> **WORK TO COMPLETE**
Report every line in the listing below where the string "events" shows up.

========================================

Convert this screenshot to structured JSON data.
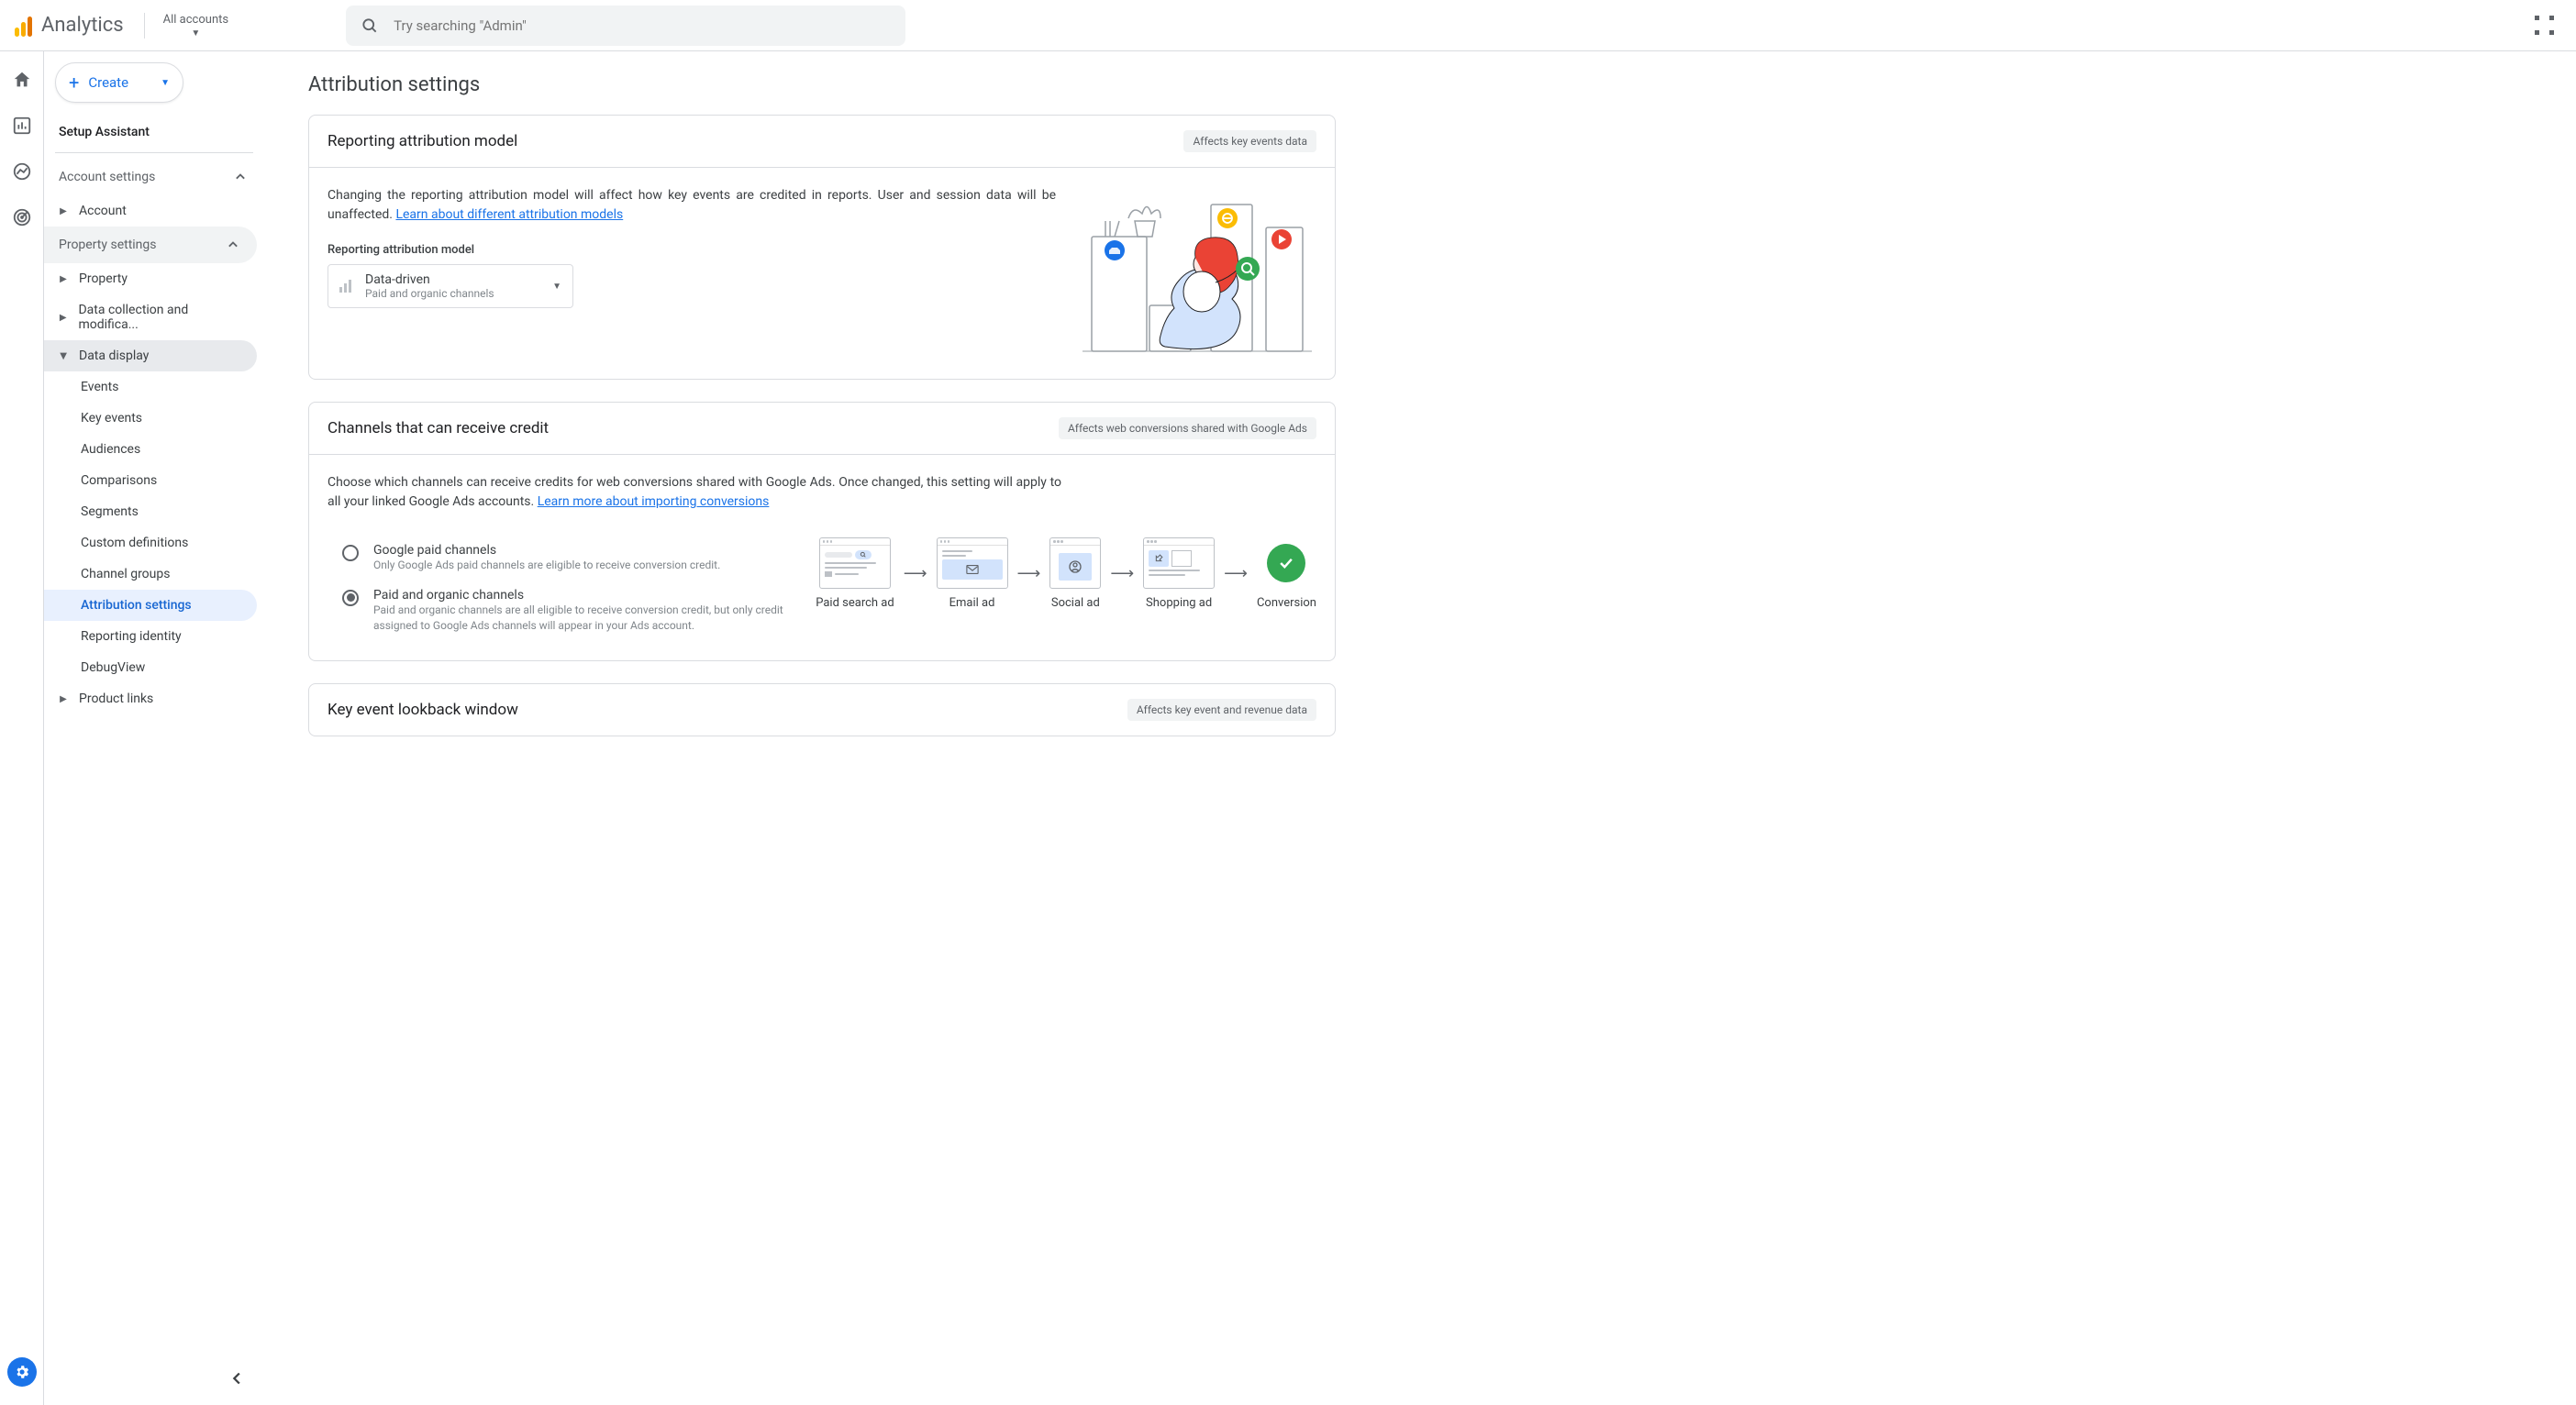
{
  "brand": "Analytics",
  "accountSelector": {
    "label": "All accounts"
  },
  "search": {
    "placeholder": "Try searching \"Admin\""
  },
  "createButton": "Create",
  "sidebar": {
    "setupAssistant": "Setup Assistant",
    "accountSettings": "Account settings",
    "account": "Account",
    "propertySettings": "Property settings",
    "property": "Property",
    "dataCollection": "Data collection and modifica...",
    "dataDisplay": "Data display",
    "subItems": {
      "events": "Events",
      "keyEvents": "Key events",
      "audiences": "Audiences",
      "comparisons": "Comparisons",
      "segments": "Segments",
      "customDefinitions": "Custom definitions",
      "channelGroups": "Channel groups",
      "attributionSettings": "Attribution settings",
      "reportingIdentity": "Reporting identity",
      "debugView": "DebugView"
    },
    "productLinks": "Product links"
  },
  "page": {
    "title": "Attribution settings",
    "card1": {
      "title": "Reporting attribution model",
      "badge": "Affects key events data",
      "desc1": "Changing the reporting attribution model will affect how key events are credited in reports. User and session data will be unaffected. ",
      "link1": "Learn about different attribution models",
      "fieldLabel": "Reporting attribution model",
      "ddMain": "Data-driven",
      "ddSub": "Paid and organic channels"
    },
    "card2": {
      "title": "Channels that can receive credit",
      "badge": "Affects web conversions shared with Google Ads",
      "desc1": "Choose which channels can receive credits for web conversions shared with Google Ads. Once changed, this setting will apply to all your linked Google Ads accounts. ",
      "link1": "Learn more about importing conversions",
      "opt1t": "Google paid channels",
      "opt1s": "Only Google Ads paid channels are eligible to receive conversion credit.",
      "opt2t": "Paid and organic channels",
      "opt2s": "Paid and organic channels are all eligible to receive conversion credit, but only credit assigned to Google Ads channels will appear in your Ads account.",
      "flow": {
        "s1": "Paid search ad",
        "s2": "Email ad",
        "s3": "Social ad",
        "s4": "Shopping ad",
        "s5": "Conversion"
      }
    },
    "card3": {
      "title": "Key event lookback window",
      "badge": "Affects key event and revenue data"
    }
  }
}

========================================

> **SOLUTION**
      "events": "Events",
      "keyEvents": "Key events",
      "badge": "Affects key events data",
      "desc1": "Changing the reporting attribution model will affect how key events are credited in reports. User and session data will be unaffected. ",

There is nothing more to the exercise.